The nimono, or simmering, technique is by far my favorite way to cook kabocha squash. It also happens to be the fastest and easiest way. That’s a win-win situation, if I’ve ever seen one.
Let’s start with the basics:
WHAT IS KABOCHA?
- Japanese pumpkin
- Pretty heavy (2-3 lbs)
- Tastes richer and sweeter than most other squash
- Rich in beta carotene (good for the skin/hair!), iron, vitamin C, and potassium.
- THE BEST SQUASH (and maybe vegetable) EVER
WHAT IS NIMONO?
- Japanese cooking technique
- Involves simmering ingredients (veggies, tofu, meat) in stock (mix of sugar, sake mirin, soy sauce, and dashi) until the liquid is completely absorbed
I need to start by saying I am lazy and this is not an authentic nimono recipe. Authentic nimono includes sugar, sake, mirin, soy sauce, and dashi, as stated above. However, I don’t have all of those ingredients on hand (and don’t eat dashi, which is traditionally made with fish), so I use my own different, but similar, ingredients. Feel free to do the same with whatever you have in your pantry.
Prep time: 5 minutes
Cook time: 20 minutes
Total time: 25 minutes
WHAT YOU’LL NEED:
- 1/2 to 3/4 of a kabocha (depending on the size)
- For the stock:
- 3 tbsp soy sauce
- 1 tsp sweetener (I use agave)
- 2 tbsp rice vinegar
- 1 tsp hot pepper flakes (I use gochugaru)
- 1 tbsp miso paste
- Water (or veggie stock)
WHAT YOU’LL NEED TO DO:
- Cut the kabocha in half. Scoop the seeds out with a spoon.
- Cut the kabocha into 3″ square pieces.
- In a bowl, mix the rest of the ingredients except for the water.
- Place the kabocha pieces into a pot
- Pour the stock mixture into the pot
- Pour enough water (or veggie stock) so that the kabocha slices are covered.
- Turn on your stove to high heat, and bring the stock to a boil.

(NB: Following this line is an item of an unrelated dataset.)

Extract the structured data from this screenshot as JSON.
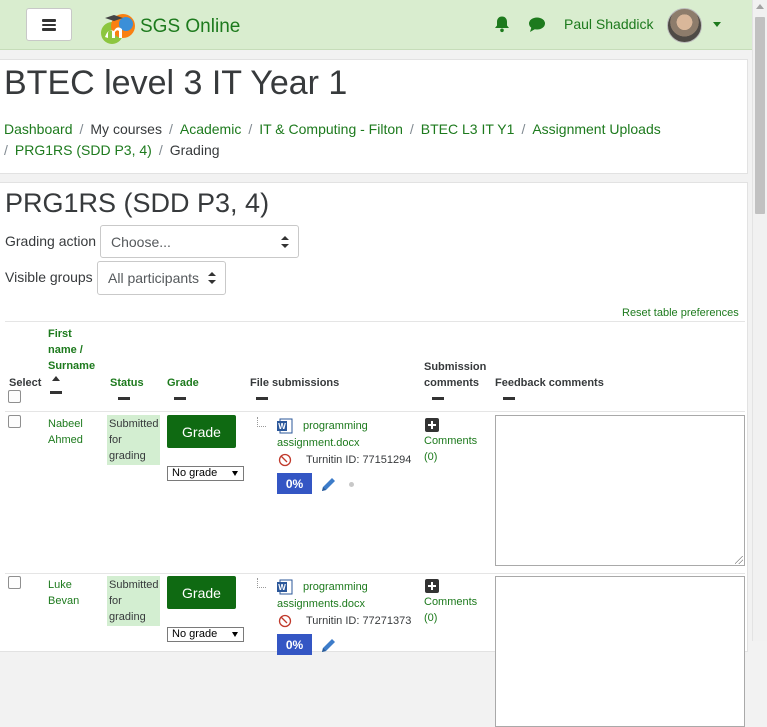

- Once boiling, turn down the heat to low and cover the pot.
- Let it simmer until the liquid is completely absorbed. It should take around 20 minutes.